The Story of Crow Boy - In The Heart of the Beast Puppet and Mask Theatre

Crow Boy, now on stage at In the Heart of the Beast Puppet and Mask Theatre (HOBT), is a fascinating depiction of a inspiring, talented artist and a feast for the eyes.

Crow Boy, conceived and created by Steven Epp, Masanari Kawahara, Sandy Spieler, and Momoko Tanno, is the story of Japanese artist Taro Yashima, a Caldecott Award-winning artist. Although early scenes of Taro's childhood are clever and endearing, as he ages, his story soon becomes more complex and at times, difficult to watch. He and his wife spoke up against war and the increasing militarization of Japan and were imprisoned under truly deplorable circumstances. In 1939, he and his wife traveled to New York, leaving their young son behind in the care of family, where he became a successful artist and children's book author, eventually reuniting with their son.

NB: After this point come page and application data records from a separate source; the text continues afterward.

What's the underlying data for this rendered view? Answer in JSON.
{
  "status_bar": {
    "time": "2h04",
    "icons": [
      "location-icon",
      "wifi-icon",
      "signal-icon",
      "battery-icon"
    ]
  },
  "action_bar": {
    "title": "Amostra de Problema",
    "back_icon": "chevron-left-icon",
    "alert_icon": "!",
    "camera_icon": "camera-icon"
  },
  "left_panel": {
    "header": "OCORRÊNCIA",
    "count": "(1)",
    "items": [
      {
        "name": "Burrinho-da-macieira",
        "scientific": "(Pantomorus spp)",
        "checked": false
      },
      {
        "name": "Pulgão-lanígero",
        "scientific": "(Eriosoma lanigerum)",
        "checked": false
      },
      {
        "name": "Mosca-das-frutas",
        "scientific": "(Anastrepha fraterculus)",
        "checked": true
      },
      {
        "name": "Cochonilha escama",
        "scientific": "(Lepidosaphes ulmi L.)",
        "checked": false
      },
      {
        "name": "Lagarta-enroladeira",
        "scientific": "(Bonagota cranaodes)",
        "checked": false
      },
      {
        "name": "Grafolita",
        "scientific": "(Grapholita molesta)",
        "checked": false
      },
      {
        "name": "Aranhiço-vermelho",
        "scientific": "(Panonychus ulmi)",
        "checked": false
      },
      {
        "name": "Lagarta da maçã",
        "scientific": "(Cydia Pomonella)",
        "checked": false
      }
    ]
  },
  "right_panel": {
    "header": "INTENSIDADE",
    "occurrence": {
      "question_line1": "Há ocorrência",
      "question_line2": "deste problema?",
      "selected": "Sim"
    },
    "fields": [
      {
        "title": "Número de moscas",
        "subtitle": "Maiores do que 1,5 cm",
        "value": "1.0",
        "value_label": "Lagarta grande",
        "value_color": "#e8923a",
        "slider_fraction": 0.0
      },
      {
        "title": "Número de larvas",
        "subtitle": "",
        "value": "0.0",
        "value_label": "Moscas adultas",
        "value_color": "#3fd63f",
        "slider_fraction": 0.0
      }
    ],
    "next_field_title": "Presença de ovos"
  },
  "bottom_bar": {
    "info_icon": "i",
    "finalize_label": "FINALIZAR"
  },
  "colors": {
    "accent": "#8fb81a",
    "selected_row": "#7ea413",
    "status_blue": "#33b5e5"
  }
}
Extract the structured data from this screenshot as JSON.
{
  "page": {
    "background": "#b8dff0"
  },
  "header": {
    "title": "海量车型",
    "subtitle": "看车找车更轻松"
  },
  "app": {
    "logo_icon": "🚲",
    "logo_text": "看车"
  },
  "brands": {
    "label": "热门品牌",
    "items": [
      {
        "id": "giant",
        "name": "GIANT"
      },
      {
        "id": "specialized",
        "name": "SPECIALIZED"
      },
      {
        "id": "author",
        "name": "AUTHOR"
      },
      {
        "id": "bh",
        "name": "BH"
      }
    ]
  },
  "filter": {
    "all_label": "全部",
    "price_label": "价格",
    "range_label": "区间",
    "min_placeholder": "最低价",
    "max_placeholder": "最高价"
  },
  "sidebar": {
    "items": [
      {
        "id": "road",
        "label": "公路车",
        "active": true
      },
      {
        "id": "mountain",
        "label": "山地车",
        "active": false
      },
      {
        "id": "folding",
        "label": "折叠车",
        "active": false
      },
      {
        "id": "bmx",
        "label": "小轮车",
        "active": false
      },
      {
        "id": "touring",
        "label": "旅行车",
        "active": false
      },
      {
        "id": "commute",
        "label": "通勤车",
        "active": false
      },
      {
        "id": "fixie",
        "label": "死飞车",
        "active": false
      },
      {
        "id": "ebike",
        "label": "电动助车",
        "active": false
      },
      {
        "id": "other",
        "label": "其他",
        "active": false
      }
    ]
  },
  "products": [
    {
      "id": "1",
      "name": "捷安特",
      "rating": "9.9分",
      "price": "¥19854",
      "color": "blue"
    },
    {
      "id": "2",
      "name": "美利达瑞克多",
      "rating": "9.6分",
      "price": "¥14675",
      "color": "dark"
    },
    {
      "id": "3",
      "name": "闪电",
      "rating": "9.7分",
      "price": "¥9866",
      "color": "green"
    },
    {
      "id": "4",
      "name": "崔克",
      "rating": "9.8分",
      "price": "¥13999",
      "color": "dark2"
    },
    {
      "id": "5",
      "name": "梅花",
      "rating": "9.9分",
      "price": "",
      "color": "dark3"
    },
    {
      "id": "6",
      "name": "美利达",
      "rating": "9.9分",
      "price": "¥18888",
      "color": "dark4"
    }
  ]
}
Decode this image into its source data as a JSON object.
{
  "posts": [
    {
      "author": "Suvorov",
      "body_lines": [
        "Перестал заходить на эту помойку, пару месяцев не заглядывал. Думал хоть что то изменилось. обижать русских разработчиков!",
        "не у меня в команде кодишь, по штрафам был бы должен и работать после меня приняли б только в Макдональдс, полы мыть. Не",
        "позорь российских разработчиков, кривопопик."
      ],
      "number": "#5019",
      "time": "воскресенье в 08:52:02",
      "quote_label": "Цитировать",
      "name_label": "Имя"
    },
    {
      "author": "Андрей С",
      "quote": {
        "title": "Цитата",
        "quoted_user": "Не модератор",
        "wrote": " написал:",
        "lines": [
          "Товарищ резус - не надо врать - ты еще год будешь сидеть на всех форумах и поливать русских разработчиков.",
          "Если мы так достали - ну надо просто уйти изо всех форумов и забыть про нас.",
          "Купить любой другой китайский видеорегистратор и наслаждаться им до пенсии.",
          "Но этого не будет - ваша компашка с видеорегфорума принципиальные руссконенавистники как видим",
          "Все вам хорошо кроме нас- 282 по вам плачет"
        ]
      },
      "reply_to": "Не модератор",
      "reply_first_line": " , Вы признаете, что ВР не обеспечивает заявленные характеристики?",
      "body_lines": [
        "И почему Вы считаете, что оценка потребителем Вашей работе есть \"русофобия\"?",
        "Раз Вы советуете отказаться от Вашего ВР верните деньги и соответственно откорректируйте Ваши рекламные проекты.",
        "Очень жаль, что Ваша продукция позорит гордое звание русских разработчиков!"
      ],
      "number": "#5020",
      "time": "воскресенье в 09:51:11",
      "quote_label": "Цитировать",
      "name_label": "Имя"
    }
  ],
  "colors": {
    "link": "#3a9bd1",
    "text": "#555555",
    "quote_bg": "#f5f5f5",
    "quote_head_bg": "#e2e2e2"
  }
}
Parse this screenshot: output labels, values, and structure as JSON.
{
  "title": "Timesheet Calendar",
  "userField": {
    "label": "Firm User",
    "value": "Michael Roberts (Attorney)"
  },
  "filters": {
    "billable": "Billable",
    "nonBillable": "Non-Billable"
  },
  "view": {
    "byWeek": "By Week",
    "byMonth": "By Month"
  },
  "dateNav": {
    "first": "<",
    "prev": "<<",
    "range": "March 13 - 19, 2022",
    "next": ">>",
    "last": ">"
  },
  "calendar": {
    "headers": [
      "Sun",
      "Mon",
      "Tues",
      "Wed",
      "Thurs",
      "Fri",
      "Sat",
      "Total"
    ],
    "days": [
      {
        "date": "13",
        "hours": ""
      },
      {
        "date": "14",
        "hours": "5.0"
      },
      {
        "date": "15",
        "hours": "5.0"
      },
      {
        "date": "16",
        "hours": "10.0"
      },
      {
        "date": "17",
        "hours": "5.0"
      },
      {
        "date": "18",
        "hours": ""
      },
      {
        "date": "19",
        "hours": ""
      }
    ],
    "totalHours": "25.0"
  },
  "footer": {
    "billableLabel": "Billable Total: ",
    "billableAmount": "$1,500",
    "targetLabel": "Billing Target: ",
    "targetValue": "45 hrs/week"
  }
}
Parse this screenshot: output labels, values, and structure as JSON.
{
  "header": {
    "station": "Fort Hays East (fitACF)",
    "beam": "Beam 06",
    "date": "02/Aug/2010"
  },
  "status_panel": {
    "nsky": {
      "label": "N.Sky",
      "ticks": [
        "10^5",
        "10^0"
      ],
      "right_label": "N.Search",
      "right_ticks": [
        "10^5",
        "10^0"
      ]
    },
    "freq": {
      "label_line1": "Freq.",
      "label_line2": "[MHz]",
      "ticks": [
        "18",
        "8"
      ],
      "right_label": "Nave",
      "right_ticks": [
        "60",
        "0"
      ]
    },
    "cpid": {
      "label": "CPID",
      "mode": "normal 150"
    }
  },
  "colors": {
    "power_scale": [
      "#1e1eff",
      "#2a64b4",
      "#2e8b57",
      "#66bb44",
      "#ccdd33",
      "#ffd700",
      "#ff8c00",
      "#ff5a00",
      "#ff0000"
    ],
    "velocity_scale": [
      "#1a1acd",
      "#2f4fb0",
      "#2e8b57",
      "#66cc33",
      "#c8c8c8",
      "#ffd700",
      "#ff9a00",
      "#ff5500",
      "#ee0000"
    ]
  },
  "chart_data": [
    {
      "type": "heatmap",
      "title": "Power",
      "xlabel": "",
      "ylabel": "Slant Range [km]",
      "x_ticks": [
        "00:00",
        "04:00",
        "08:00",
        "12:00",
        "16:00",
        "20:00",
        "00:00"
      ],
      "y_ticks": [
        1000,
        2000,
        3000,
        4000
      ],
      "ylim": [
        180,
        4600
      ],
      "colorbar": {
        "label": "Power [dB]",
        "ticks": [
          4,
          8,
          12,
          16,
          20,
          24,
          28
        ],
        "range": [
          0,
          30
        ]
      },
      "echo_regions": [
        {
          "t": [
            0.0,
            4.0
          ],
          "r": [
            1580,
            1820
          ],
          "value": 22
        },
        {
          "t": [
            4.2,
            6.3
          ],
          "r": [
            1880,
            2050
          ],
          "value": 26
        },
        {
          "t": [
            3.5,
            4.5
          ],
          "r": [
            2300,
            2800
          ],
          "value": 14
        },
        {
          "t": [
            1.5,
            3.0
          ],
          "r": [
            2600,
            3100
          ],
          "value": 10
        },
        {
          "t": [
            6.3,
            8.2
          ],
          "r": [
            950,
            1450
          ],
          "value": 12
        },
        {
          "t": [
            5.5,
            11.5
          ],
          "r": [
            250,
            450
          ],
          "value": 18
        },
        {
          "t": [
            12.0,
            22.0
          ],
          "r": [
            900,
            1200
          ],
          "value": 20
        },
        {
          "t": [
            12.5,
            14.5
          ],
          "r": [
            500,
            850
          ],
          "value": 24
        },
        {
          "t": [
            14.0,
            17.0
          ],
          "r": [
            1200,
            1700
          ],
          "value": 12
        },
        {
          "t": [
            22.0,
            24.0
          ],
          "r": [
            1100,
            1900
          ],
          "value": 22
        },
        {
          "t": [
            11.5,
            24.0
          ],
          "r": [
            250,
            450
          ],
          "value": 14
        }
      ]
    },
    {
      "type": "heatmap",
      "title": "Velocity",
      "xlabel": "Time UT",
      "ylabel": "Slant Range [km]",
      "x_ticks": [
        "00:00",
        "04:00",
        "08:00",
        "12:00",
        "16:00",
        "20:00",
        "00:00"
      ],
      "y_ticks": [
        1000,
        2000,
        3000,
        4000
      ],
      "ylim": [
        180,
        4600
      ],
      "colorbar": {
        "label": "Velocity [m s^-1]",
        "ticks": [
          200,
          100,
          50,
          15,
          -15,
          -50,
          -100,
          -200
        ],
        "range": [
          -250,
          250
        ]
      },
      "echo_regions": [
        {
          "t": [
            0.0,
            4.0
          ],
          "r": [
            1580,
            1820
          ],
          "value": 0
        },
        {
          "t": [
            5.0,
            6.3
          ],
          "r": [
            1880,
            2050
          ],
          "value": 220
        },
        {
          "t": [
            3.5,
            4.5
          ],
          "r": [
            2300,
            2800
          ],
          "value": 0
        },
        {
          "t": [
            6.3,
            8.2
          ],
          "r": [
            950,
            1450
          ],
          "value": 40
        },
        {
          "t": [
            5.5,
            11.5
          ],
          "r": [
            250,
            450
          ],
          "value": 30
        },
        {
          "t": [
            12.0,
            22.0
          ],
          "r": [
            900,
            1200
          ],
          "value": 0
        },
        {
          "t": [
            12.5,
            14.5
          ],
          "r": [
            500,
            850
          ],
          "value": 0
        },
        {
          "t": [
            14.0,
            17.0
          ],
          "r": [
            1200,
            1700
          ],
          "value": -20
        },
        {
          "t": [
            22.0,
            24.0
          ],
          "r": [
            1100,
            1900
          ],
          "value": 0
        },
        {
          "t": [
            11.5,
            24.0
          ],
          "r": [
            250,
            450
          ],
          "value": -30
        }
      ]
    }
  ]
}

Rehearsal photo by Bruce Silcox
The show begins as Taro (Masanari Kawahara) comes on stage, bows deeply towards the audience and says "今晩輪、私の名前わ八島太郎です." Luckily, Steve Ackerman is soon beckoned on stage and starts to translate. The show continues in both Japanese and English. For those of us who understand both, it was very enjoyable, and the dual languages worked equally well for those who don't speak Japanese.

The beauty of Crow Boy is in its intriguing subject and its gorgeous, ingenious scenic design. The story plays out through the use of puppets, shadow play, music and minimalist set. The stage is mostly bare, apart from a simple long table that serves as a drawing table, a representation of the Pacific Ocean, a puppet theater, and even a prison cell. The stage is lined with full shoji panels along the back and sides. The shoji allow for marvelous shadow play, as well as creating the link that runs through the piece to paper and books. The shoji are used as a space to project simple line drawings, representations of Taro's art, and photographs establishing setting. The set is amazingly versatile and beautifully used.

Rehearsal photo by Bruce Silcox
Crow Boy is filled with unforgettable vignettes: endearing childhood moments such as Taro's father tucking him into bed in a book; romantic interludes as Taro meets his wife Mitsu while painting; times of anguish as Mitsu sings of worry about her child (as Mitsu, Momoko Tanno has an utterly gorgeous voice), and moments of pure wonder (such as the very end puppet appearance—no spoilers given!). And toward the end, Taro and Steve tell us the story of Crow Boy (one of Taro's children's books), complete with an ingenious, oversized pop-up book. While they are telling the story, Momoko is sitting on the side of the stage playing a Japanese shamisen, a traditional Japanese three-stringed lute and singing. Again, her voice is just exquisite.

At ninety minutes with no intermission, the story still moves along in a slow, contemplative fashion. Some scenes go on to almost agonizing lengths, such as the prison and torture scenes. Although, the website states that the show is appropriate for ages 11 and up, I'd hesitate at bringing a child—I found the torture scenes hard to endure. Also, the show uses cast members beating on pans, bottles, drums and rainsticks to underscore the action. At times, the instruments were mercilessly loud—successfully creating tension and fear, but nonetheless a bit painful to hear.

Rehearsal photo by Bruce Silcox

In addition to the terrific additional material (and bibliography) about Taro Yashima in the program, HOBT has a wonderful lobby display showing Taro's work, copies of his award-winning children's books, and even Sandy Spieler's own signed copy of Taro's autobiography. After seeing this imaginative, engaging show, I definitely wanted to find out more about this amazing artist. And anytime I leave a show wanting to find out more about the subject and wanting to return soon to the theater, I consider that a success.

(co-written by KRL and Carly)